Then, just before Ludwig left the city on his present tour of the country, Mrs. William Randolph Hearst, invitations to whose parties are much sought after, gave a luncheon at her home, 17 Riverside Drive, in honor of the German biographer and his wife, who accompanied him to this country.
Men and women high in political, literary, financial, journalistic and social circles were among the guests. The affair was held Jan. 22 and the invitations were despatched by telegraph because of the limited notice. Among them was one to Count Keyserling at the Park avenue address. Almost immediately there came back from him this reply:
“Dear Mrs. Hearst: Thank you for your invitation but I will be away, at Cincinnati, on Jan. 20. Besides, I have no wish to meet Emil Ludwig. Yours faithfully, “Count Keyserling.
“I just noticed that your invitation is for the 22nd; however, this cannot change my plan.”
No explanation was given by Count Keyserling of this avowal that he did not care to meet Ludwig, but some of those close to Keyserling say that he and the biographer are ## enemies, while others attribute this second-hand snub to anti-Semitic prejudices on the part of Keyserling.

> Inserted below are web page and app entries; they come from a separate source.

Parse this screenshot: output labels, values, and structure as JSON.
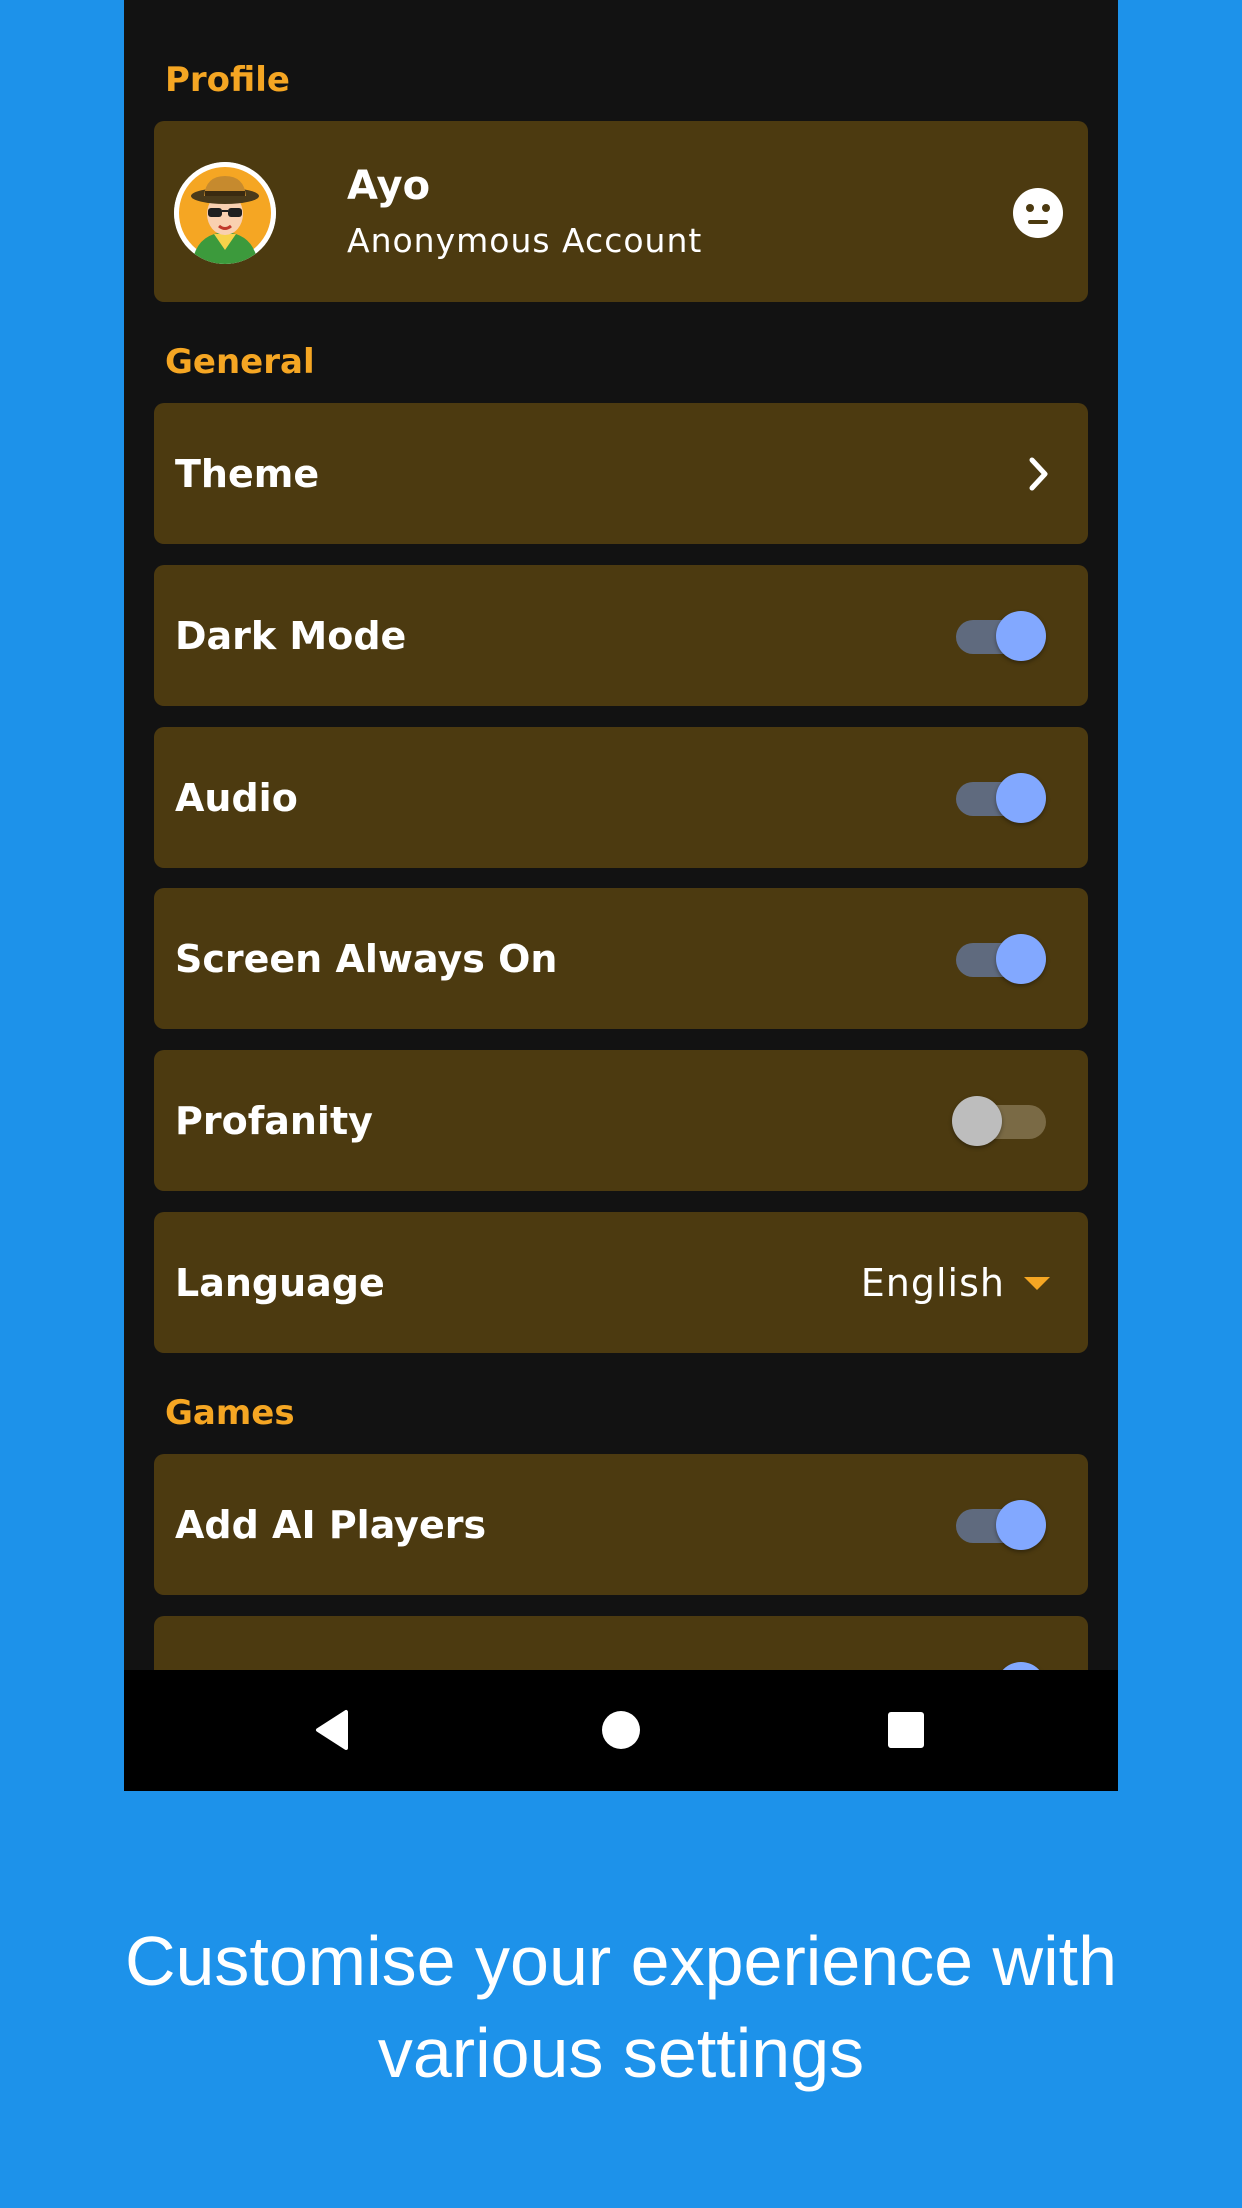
{
  "sections": {
    "profile": "Profile",
    "general": "General",
    "games": "Games"
  },
  "profile": {
    "name": "Ayo",
    "account_type": "Anonymous Account",
    "avatar_icon": "avatar-cowboy-sunglasses",
    "status_icon": "neutral-face-icon"
  },
  "general": {
    "theme": {
      "label": "Theme",
      "icon": "chevron-right-icon"
    },
    "dark_mode": {
      "label": "Dark Mode",
      "enabled": true
    },
    "audio": {
      "label": "Audio",
      "enabled": true
    },
    "screen_always_on": {
      "label": "Screen Always On",
      "enabled": true
    },
    "profanity": {
      "label": "Profanity",
      "enabled": false
    },
    "language": {
      "label": "Language",
      "value": "English",
      "icon": "dropdown-arrow-icon"
    }
  },
  "games": {
    "add_ai_players": {
      "label": "Add AI Players",
      "enabled": true
    }
  },
  "navbar": {
    "back_icon": "back-triangle-icon",
    "home_icon": "home-circle-icon",
    "recents_icon": "recents-square-icon"
  },
  "caption": {
    "line1": "Customise your experience with",
    "line2": "various settings"
  },
  "colors": {
    "background": "#1d92ea",
    "app_background": "#121212",
    "card": "#4c3a10",
    "accent": "#f5a623",
    "toggle_on": "#82a8ff"
  }
}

Both men were asked to comment on the occurrence and Count Keyserling, through Mr. Crane, who is also his host in California, declared that he was not in this country to “engage in a war of personalities with other lecturers and their friends.” No reply was made by Ludwig.